*** ENTRIES SHOWN Section Begins ***

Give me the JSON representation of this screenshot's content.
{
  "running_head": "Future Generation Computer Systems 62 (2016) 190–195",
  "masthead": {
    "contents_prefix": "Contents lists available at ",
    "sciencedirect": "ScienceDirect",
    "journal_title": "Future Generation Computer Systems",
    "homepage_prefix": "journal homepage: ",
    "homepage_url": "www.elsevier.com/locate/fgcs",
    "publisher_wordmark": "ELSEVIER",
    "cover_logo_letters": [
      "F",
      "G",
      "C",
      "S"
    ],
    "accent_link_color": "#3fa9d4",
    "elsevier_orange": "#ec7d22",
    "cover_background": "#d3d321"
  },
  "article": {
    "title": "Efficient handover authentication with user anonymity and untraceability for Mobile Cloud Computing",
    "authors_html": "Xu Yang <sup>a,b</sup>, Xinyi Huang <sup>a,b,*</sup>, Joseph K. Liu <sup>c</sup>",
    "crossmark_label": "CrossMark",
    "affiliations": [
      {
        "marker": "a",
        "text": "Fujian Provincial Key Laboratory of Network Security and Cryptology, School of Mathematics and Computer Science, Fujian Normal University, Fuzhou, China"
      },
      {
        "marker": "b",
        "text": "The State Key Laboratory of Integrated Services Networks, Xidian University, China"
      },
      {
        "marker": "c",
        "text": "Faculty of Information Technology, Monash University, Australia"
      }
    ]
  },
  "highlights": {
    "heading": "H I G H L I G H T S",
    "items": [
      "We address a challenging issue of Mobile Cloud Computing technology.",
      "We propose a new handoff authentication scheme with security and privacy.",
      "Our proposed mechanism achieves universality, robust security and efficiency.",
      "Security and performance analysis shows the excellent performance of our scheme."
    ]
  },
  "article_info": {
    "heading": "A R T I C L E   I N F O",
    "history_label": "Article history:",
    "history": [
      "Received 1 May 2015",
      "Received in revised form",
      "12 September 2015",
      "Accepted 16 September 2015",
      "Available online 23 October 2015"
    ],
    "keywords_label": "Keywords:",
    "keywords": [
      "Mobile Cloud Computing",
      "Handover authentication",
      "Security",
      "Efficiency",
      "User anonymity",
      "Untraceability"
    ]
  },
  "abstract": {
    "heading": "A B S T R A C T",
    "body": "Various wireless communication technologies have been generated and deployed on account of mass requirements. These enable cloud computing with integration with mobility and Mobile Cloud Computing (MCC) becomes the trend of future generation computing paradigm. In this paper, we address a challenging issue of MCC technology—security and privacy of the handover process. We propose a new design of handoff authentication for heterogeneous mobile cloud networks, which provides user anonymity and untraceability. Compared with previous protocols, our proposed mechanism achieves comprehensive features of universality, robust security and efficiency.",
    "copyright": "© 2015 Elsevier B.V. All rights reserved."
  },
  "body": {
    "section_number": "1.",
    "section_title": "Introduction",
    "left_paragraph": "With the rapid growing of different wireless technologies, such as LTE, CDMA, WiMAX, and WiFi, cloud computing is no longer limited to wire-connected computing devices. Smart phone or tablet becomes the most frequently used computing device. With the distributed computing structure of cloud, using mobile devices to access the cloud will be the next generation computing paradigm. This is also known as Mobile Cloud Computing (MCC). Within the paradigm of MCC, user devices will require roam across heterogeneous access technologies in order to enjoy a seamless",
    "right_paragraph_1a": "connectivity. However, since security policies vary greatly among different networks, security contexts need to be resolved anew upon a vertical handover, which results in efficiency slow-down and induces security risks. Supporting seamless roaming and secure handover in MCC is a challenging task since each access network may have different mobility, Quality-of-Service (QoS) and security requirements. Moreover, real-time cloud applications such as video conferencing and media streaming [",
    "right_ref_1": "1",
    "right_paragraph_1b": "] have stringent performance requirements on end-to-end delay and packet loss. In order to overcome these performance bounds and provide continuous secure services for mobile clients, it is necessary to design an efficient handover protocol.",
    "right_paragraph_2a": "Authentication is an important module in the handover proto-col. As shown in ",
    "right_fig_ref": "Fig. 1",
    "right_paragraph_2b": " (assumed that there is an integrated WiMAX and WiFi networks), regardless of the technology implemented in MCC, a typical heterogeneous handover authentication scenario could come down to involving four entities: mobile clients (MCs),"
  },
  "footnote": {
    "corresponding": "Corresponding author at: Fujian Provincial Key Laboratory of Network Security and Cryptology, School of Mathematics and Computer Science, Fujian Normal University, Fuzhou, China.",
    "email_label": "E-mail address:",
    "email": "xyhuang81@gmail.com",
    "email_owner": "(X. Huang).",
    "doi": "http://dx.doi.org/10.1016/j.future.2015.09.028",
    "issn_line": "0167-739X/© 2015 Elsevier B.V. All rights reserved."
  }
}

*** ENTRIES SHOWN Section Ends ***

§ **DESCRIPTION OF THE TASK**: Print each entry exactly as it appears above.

§ **OUTPUT OF THE TASK**:
Give me the JSON representation of this screenshot's content.
{
  "running_head": "Future Generation Computer Systems 62 (2016) 190–195",
  "masthead": {
    "contents_prefix": "Contents lists available at ",
    "sciencedirect": "ScienceDirect",
    "journal_title": "Future Generation Computer Systems",
    "homepage_prefix": "journal homepage: ",
    "homepage_url": "www.elsevier.com/locate/fgcs",
    "publisher_wordmark": "ELSEVIER",
    "cover_logo_letters": [
      "F",
      "G",
      "C",
      "S"
    ],
    "accent_link_color": "#3fa9d4",
    "elsevier_orange": "#ec7d22",
    "cover_background": "#d3d321"
  },
  "article": {
    "title": "Efficient handover authentication with user anonymity and untraceability for Mobile Cloud Computing",
    "authors_html": "Xu Yang <sup>a,b</sup>, Xinyi Huang <sup>a,b,*</sup>, Joseph K. Liu <sup>c</sup>",
    "crossmark_label": "CrossMark",
    "affiliations": [
      {
        "marker": "a",
        "text": "Fujian Provincial Key Laboratory of Network Security and Cryptology, School of Mathematics and Computer Science, Fujian Normal University, Fuzhou, China"
      },
      {
        "marker": "b",
        "text": "The State Key Laboratory of Integrated Services Networks, Xidian University, China"
      },
      {
        "marker": "c",
        "text": "Faculty of Information Technology, Monash University, Australia"
      }
    ]
  },
  "highlights": {
    "heading": "H I G H L I G H T S",
    "items": [
      "We address a challenging issue of Mobile Cloud Computing technology.",
      "We propose a new handoff authentication scheme with security and privacy.",
      "Our proposed mechanism achieves universality, robust security and efficiency.",
      "Security and performance analysis shows the excellent performance of our scheme."
    ]
  },
  "article_info": {
    "heading": "A R T I C L E   I N F O",
    "history_label": "Article history:",
    "history": [
      "Received 1 May 2015",
      "Received in revised form",
      "12 September 2015",
      "Accepted 16 September 2015",
      "Available online 23 October 2015"
    ],
    "keywords_label": "Keywords:",
    "keywords": [
      "Mobile Cloud Computing",
      "Handover authentication",
      "Security",
      "Efficiency",
      "User anonymity",
      "Untraceability"
    ]
  },
  "abstract": {
    "heading": "A B S T R A C T",
    "body": "Various wireless communication technologies have been generated and deployed on account of mass requirements. These enable cloud computing with integration with mobility and Mobile Cloud Computing (MCC) becomes the trend of future generation computing paradigm. In this paper, we address a challenging issue of MCC technology—security and privacy of the handover process. We propose a new design of handoff authentication for heterogeneous mobile cloud networks, which provides user anonymity and untraceability. Compared with previous protocols, our proposed mechanism achieves comprehensive features of universality, robust security and efficiency.",
    "copyright": "© 2015 Elsevier B.V. All rights reserved."
  },
  "body": {
    "section_number": "1.",
    "section_title": "Introduction",
    "left_paragraph": "With the rapid growing of different wireless technologies, such as LTE, CDMA, WiMAX, and WiFi, cloud computing is no longer limited to wire-connected computing devices. Smart phone or tablet becomes the most frequently used computing device. With the distributed computing structure of cloud, using mobile devices to access the cloud will be the next generation computing paradigm. This is also known as Mobile Cloud Computing (MCC). Within the paradigm of MCC, user devices will require roam across heterogeneous access technologies in order to enjoy a seamless",
    "right_paragraph_1a": "connectivity. However, since security policies vary greatly among different networks, security contexts need to be resolved anew upon a vertical handover, which results in efficiency slow-down and induces security risks. Supporting seamless roaming and secure handover in MCC is a challenging task since each access network may have different mobility, Quality-of-Service (QoS) and security requirements. Moreover, real-time cloud applications such as video conferencing and media streaming [",
    "right_ref_1": "1",
    "right_paragraph_1b": "] have stringent performance requirements on end-to-end delay and packet loss. In order to overcome these performance bounds and provide continuous secure services for mobile clients, it is necessary to design an efficient handover protocol.",
    "right_paragraph_2a": "Authentication is an important module in the handover proto-col. As shown in ",
    "right_fig_ref": "Fig. 1",
    "right_paragraph_2b": " (assumed that there is an integrated WiMAX and WiFi networks), regardless of the technology implemented in MCC, a typical heterogeneous handover authentication scenario could come down to involving four entities: mobile clients (MCs),"
  },
  "footnote": {
    "corresponding": "Corresponding author at: Fujian Provincial Key Laboratory of Network Security and Cryptology, School of Mathematics and Computer Science, Fujian Normal University, Fuzhou, China.",
    "email_label": "E-mail address:",
    "email": "xyhuang81@gmail.com",
    "email_owner": "(X. Huang).",
    "doi": "http://dx.doi.org/10.1016/j.future.2015.09.028",
    "issn_line": "0167-739X/© 2015 Elsevier B.V. All rights reserved."
  }
}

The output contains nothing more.